*Provided material*
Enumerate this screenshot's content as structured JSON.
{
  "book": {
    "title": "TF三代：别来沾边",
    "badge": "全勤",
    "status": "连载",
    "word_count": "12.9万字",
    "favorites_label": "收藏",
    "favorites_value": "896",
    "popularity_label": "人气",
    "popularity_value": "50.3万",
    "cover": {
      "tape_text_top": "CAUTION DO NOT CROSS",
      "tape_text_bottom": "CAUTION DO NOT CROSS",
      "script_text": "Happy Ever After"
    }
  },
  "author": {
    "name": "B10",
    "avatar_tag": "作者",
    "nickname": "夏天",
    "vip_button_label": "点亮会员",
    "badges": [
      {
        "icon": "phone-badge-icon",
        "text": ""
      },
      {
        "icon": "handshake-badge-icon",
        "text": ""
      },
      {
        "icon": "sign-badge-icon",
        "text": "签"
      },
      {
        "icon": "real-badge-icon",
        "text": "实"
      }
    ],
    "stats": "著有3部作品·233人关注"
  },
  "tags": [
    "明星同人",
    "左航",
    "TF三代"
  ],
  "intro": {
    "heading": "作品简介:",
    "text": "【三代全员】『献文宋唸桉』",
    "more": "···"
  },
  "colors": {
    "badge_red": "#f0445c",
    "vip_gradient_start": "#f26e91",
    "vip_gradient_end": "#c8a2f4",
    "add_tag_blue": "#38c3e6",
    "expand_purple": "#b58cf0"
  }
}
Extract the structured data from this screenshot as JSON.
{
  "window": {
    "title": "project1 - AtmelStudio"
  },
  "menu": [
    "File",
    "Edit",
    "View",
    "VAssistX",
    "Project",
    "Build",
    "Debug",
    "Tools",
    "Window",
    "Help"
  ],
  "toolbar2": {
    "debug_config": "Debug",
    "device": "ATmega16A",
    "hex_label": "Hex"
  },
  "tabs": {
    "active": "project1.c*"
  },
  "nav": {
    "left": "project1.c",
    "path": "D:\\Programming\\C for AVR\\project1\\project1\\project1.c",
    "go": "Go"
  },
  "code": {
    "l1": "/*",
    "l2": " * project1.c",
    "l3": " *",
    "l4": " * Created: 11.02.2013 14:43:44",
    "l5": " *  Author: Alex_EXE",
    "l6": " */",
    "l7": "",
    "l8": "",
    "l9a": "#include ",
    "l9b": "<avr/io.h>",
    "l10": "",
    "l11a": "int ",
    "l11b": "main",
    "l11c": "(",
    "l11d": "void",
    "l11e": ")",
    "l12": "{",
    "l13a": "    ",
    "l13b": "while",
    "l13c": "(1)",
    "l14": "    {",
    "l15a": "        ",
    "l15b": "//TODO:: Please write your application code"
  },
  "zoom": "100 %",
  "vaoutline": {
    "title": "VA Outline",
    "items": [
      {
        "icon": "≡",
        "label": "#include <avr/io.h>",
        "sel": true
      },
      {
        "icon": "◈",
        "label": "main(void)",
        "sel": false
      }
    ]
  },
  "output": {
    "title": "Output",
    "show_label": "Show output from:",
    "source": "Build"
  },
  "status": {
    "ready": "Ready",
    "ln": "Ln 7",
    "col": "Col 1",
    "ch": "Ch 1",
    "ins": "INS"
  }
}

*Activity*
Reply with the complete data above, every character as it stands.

*Response area*
Enumerate this screenshot's content as structured JSON.
{
  "book": {
    "title": "TF三代：别来沾边",
    "badge": "全勤",
    "status": "连载",
    "word_count": "12.9万字",
    "favorites_label": "收藏",
    "favorites_value": "896",
    "popularity_label": "人气",
    "popularity_value": "50.3万",
    "cover": {
      "tape_text_top": "CAUTION DO NOT CROSS",
      "tape_text_bottom": "CAUTION DO NOT CROSS",
      "script_text": "Happy Ever After"
    }
  },
  "author": {
    "name": "B10",
    "avatar_tag": "作者",
    "nickname": "夏天",
    "vip_button_label": "点亮会员",
    "badges": [
      {
        "icon": "phone-badge-icon",
        "text": ""
      },
      {
        "icon": "handshake-badge-icon",
        "text": ""
      },
      {
        "icon": "sign-badge-icon",
        "text": "签"
      },
      {
        "icon": "real-badge-icon",
        "text": "实"
      }
    ],
    "stats": "著有3部作品·233人关注"
  },
  "tags": [
    "明星同人",
    "左航",
    "TF三代"
  ],
  "intro": {
    "heading": "作品简介:",
    "text": "【三代全员】『献文宋唸桉』",
    "more": "···"
  },
  "colors": {
    "badge_red": "#f0445c",
    "vip_gradient_start": "#f26e91",
    "vip_gradient_end": "#c8a2f4",
    "add_tag_blue": "#38c3e6",
    "expand_purple": "#b58cf0"
  }
}
Extract the structured data from this screenshot as JSON.
{
  "window": {
    "title": "project1 - AtmelStudio"
  },
  "menu": [
    "File",
    "Edit",
    "View",
    "VAssistX",
    "Project",
    "Build",
    "Debug",
    "Tools",
    "Window",
    "Help"
  ],
  "toolbar2": {
    "debug_config": "Debug",
    "device": "ATmega16A",
    "hex_label": "Hex"
  },
  "tabs": {
    "active": "project1.c*"
  },
  "nav": {
    "left": "project1.c",
    "path": "D:\\Programming\\C for AVR\\project1\\project1\\project1.c",
    "go": "Go"
  },
  "code": {
    "l1": "/*",
    "l2": " * project1.c",
    "l3": " *",
    "l4": " * Created: 11.02.2013 14:43:44",
    "l5": " *  Author: Alex_EXE",
    "l6": " */",
    "l7": "",
    "l8": "",
    "l9a": "#include ",
    "l9b": "<avr/io.h>",
    "l10": "",
    "l11a": "int ",
    "l11b": "main",
    "l11c": "(",
    "l11d": "void",
    "l11e": ")",
    "l12": "{",
    "l13a": "    ",
    "l13b": "while",
    "l13c": "(1)",
    "l14": "    {",
    "l15a": "        ",
    "l15b": "//TODO:: Please write your application code"
  },
  "zoom": "100 %",
  "vaoutline": {
    "title": "VA Outline",
    "items": [
      {
        "icon": "≡",
        "label": "#include <avr/io.h>",
        "sel": true
      },
      {
        "icon": "◈",
        "label": "main(void)",
        "sel": false
      }
    ]
  },
  "output": {
    "title": "Output",
    "show_label": "Show output from:",
    "source": "Build"
  },
  "status": {
    "ready": "Ready",
    "ln": "Ln 7",
    "col": "Col 1",
    "ch": "Ch 1",
    "ins": "INS"
  }
}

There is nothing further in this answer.